Posted on 02/04/2020
As parents, we teach our children good manners, respect, acceptance, and many other important life lessons.
But one of life’s most essential skills – how to manage money – is often overlooked.
There’s no set age to start teaching your children about money, but studies indicate the younger the better. In fact, a report by researchers at the University of Cambridge revealed that kids’ money habits are formed by age seven.
Luckily, you don’t need to be a financial genius to teach your child good money habits, just follow our top five tips.
Tip #1: How do you talk about money
Our attitude toward money has a lot to do with our upbringing.
Before you start teaching your kids about money, ask yourself a few questions:
- What attitudes to money am I exhibiting to my children?
- How is money spoken about in our household (positively or negatively)?
- Am I keeping track of my money, and am I explaining this to my kids?
It’s likely that your parent’s attitudes have influenced your own behaviours when it comes to money – so think about the impact your attitude toward money is having on your kids.
We understand that it can be uncomfortable talking to kids about financial issues – especially if you’re on a low income or a strict budget – but a survey from the US found that the children of parents who spoke to them about money at least once a week were more likely to display better monetary judgement.
Talking openly about money with your children can provide them with an appreciation of the concepts of hard work, effort and value, believes Carly Sawatzki, Lecturer at Monash University.
“Financial hardship – living on a limited income and going without – can be just as useful in shaping financial understandings as the experience of growing up rich,” she said in this article for The Conversation.
“The experience of financial hardship is not lost on children…children for whom money is a limited resource bring valuable insights to their financial literacy education at school.
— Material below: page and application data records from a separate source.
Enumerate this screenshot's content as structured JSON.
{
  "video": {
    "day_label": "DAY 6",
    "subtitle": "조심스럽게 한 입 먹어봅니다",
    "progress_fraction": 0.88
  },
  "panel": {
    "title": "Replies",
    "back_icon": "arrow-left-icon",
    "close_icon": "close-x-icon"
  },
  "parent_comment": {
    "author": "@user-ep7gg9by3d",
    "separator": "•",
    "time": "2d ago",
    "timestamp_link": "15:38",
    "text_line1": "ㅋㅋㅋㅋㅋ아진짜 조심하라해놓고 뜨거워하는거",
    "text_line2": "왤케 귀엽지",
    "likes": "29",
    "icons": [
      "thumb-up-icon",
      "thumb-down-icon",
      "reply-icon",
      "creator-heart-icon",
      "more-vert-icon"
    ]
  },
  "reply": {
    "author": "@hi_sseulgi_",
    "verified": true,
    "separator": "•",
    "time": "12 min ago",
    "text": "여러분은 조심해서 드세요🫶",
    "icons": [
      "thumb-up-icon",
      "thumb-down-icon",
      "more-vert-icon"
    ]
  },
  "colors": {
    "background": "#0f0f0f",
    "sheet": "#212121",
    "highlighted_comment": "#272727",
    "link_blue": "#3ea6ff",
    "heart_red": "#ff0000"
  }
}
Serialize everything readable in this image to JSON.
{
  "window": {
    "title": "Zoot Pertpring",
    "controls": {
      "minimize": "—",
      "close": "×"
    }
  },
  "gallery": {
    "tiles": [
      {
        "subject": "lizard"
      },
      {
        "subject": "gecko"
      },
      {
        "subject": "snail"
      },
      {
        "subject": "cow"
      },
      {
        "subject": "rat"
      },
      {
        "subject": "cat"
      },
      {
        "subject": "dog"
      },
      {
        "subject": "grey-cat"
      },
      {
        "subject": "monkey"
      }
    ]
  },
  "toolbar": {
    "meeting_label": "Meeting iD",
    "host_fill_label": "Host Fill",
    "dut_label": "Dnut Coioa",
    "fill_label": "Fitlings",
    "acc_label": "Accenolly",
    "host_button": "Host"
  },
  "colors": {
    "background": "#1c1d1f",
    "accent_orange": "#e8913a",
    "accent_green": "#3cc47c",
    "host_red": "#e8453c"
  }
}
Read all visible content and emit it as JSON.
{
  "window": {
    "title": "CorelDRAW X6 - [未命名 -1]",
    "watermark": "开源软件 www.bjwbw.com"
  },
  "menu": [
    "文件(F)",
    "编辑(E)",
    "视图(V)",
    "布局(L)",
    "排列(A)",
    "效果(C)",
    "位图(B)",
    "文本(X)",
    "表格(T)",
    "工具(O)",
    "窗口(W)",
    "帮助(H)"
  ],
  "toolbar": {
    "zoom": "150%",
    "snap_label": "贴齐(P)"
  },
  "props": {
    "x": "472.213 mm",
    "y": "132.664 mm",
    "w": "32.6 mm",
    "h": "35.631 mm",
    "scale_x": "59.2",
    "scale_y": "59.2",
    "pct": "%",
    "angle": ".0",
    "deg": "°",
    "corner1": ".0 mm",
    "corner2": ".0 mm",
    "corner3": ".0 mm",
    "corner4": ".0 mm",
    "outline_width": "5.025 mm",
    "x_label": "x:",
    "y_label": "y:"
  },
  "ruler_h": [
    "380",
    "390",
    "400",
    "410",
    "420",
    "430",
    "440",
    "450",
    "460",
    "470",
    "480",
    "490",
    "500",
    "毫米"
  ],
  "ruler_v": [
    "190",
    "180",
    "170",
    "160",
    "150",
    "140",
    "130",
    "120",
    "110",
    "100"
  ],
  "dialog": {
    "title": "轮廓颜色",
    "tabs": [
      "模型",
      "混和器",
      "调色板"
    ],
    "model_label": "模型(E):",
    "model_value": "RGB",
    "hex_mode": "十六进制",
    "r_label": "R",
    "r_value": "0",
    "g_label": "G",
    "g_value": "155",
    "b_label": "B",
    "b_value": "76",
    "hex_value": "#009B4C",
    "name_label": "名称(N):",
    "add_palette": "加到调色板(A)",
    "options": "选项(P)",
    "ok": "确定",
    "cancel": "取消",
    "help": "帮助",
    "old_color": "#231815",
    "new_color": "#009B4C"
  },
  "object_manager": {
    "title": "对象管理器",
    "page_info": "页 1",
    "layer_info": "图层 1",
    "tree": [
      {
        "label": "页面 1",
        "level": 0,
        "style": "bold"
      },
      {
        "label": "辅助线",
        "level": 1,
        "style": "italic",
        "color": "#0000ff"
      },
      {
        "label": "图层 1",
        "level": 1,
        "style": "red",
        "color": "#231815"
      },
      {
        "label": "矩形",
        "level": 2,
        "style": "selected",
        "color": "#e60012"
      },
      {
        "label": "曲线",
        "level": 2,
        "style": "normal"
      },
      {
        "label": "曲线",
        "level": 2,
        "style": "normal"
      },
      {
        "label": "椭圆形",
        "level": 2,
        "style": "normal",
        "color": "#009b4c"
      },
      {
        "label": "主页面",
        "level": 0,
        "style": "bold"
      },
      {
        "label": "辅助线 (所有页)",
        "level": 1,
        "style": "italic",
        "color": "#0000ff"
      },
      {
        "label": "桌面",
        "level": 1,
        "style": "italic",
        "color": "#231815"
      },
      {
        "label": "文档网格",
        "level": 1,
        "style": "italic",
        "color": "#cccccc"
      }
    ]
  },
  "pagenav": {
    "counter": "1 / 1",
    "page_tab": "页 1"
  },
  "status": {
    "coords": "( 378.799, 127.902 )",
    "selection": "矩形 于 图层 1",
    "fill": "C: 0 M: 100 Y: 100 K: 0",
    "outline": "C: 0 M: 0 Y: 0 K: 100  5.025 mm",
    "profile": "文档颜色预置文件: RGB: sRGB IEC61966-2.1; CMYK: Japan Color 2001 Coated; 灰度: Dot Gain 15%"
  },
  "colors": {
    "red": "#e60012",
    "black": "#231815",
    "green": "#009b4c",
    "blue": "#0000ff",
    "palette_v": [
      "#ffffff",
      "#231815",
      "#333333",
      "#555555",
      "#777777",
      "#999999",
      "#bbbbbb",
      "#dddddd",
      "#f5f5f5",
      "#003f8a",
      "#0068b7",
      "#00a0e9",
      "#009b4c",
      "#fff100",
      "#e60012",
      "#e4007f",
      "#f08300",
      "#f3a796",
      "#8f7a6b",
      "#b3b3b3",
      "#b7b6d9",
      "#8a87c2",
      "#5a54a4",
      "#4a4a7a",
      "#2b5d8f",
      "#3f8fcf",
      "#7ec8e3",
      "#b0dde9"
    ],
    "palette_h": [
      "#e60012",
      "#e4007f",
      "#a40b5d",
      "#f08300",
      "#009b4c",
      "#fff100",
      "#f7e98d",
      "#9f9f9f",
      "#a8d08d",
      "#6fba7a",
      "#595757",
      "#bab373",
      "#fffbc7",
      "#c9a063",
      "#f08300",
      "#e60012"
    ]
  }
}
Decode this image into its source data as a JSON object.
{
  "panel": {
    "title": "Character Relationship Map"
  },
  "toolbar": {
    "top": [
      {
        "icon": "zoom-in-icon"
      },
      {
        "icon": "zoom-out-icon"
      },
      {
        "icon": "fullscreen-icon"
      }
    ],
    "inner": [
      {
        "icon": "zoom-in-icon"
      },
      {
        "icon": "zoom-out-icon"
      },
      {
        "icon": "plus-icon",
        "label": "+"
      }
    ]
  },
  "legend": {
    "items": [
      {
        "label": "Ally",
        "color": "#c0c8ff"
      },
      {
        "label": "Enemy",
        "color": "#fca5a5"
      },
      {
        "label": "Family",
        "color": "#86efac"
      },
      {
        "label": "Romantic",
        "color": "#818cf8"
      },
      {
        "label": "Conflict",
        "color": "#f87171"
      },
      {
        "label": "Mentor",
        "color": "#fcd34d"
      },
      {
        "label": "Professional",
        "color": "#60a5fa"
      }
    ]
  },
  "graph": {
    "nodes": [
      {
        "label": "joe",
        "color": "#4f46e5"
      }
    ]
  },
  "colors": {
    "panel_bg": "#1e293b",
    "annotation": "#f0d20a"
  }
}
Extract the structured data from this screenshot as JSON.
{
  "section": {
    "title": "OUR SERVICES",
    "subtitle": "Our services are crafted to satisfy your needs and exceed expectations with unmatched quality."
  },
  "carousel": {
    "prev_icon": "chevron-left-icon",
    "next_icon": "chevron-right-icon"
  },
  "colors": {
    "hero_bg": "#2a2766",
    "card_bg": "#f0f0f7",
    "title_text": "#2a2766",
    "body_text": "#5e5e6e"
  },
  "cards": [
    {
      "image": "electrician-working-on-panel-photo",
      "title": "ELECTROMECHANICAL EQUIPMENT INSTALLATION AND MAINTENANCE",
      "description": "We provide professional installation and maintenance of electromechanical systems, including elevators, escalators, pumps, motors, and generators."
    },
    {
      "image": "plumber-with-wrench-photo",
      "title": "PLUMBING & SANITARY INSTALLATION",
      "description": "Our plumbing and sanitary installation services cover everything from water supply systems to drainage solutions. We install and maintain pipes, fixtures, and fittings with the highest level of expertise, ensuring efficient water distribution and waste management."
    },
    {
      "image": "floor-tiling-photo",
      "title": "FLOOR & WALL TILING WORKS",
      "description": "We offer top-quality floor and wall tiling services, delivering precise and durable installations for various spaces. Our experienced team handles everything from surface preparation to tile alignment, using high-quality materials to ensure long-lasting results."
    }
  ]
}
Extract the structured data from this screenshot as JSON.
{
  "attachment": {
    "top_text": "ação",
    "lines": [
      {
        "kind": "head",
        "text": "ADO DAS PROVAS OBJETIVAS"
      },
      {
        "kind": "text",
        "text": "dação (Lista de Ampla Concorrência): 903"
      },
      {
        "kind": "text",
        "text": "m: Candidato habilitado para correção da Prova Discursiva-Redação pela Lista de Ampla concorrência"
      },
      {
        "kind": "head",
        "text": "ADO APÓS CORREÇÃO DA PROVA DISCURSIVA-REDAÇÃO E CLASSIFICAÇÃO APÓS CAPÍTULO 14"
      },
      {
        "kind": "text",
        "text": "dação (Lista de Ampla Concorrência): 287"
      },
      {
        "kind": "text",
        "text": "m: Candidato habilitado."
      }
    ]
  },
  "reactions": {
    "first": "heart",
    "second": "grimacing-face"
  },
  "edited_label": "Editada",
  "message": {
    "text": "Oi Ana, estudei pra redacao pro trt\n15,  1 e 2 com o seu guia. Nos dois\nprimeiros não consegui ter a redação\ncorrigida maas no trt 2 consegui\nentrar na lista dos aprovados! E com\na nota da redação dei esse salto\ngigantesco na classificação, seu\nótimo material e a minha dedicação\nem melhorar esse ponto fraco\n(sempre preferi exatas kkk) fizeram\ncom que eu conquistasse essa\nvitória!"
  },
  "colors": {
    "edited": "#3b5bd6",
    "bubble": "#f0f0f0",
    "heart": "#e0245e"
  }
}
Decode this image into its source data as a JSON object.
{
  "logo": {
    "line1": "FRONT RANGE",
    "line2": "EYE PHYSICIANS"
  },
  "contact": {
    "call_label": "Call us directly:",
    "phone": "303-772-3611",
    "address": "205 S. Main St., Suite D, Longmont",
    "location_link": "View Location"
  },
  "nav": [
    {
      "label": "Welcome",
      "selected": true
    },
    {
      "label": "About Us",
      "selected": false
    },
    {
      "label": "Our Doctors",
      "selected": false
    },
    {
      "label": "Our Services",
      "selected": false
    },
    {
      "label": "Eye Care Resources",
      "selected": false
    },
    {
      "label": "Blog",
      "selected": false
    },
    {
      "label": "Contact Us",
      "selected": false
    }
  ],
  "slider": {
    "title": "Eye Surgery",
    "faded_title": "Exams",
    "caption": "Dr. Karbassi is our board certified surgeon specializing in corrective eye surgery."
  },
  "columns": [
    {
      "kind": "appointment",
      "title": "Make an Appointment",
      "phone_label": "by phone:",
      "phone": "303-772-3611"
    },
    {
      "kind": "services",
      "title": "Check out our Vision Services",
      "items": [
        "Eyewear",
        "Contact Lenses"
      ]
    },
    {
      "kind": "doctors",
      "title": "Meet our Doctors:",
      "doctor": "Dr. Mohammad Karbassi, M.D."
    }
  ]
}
There are ways that parents and teachers can sensitively tap into these insights during lessons.”
Tip #2: Teach the importance of physical cash
The advent of digital banking and credit cards means children don’t often see physical cash changing hands in day to day life.
For many kids, a lack of physical cash means that money has become an abstract, ‘invisible’ resource – with the plastic card in your purse or wallet representing an endless source of money (if only!).
It’s important your kids understand where money actually comes from, and that it needs to be earned, instead of grown on trees.
A ‘cash’ reward for doing chores around the house – known as pocket money – is a great way to help your child understand how money is earned, and the tangibility of physical cash.
It will make it easier for your kids to establish the link between cash and digital money down the track.
When possible, try and use cash for things like groceries, so that your child can see the transfer of physical cash to pay for things.
At the checkout, explain to them that having a job and going to work is how you earn money, for example – in the same way that they earn pocket money for doing chores – which allows you to then buy groceries for the family.
Tip #3: Help your child understand the difference between ‘needs’ and ‘wants’
Teaching your kids the difference between needs and wants will help them establish financial priorities – which lays the groundwork for teaching them about budgeting.
Each time you make a decision to buy (or not buy something) around them, make it a teachable moment. Take the time to explain to your child that the toy she thinks she needs isn’t as important as the food you need to buy to keep your family fed.
A great way to teach the difference between needs and wants – particularly in young children – is to read books together on the subject to spark a discussion.
A good book to start with is ‘Charlie and Lola: I Really, Really Need Actual Ice Skates’, by Lauren Child.
Lola is absolutely certain that she must have her own skates so she can be the best skater in the whole school. Charlie reminds her that her yo-yo and guitar – which she really, really wanted – ended up unused in the closet.
Tip #4: Teach budgeting basics
Teaching your children to budget, save, and monitor their spending from an early age provides them with financial discipline, and shows them how to live within their means.
A simple way to teach kids about budgeting is with the “three piggy bank rule”.
Every time your child receives money:
- 45% of money should go in the ‘savings’ piggy bank
- 45% of money should go in the ‘spending’ piggy bank; and
- 10% of money should go in the ‘sharing’ piggy bank.
Before your child decides to spend the money in their spending piggy bank, teach them to ask the following three questions – why do I want this, do I really need this, can I really afford this?
You should give your children most of the control in this situation. They need to learn how to manage their money, and, most importantly, learn from their mistakes.
Tip #5: Set goals with your child
Setting money goals with your child teaches them good money habits, and the value of working for money. Plus, it can be fun!
For young children, make the goals simple and achievable in a short time, and for older children, make the goals more challenging.
Remember to make sure that the goals your kids are working towards are achievable and not unrealistic – and celebrate when their goals have been achieved.
You can do this by helping them track their savings progress using a chart or savings jar, which gives them the intrinsic motivation to practice delayed gratification, and start thinking critically about saving and spending money.
Want more tips and advice?
Complete our Teaching kids about money online financial education module, for access to a wealth of guidance and information – including tips for teaching older and younger kids about money.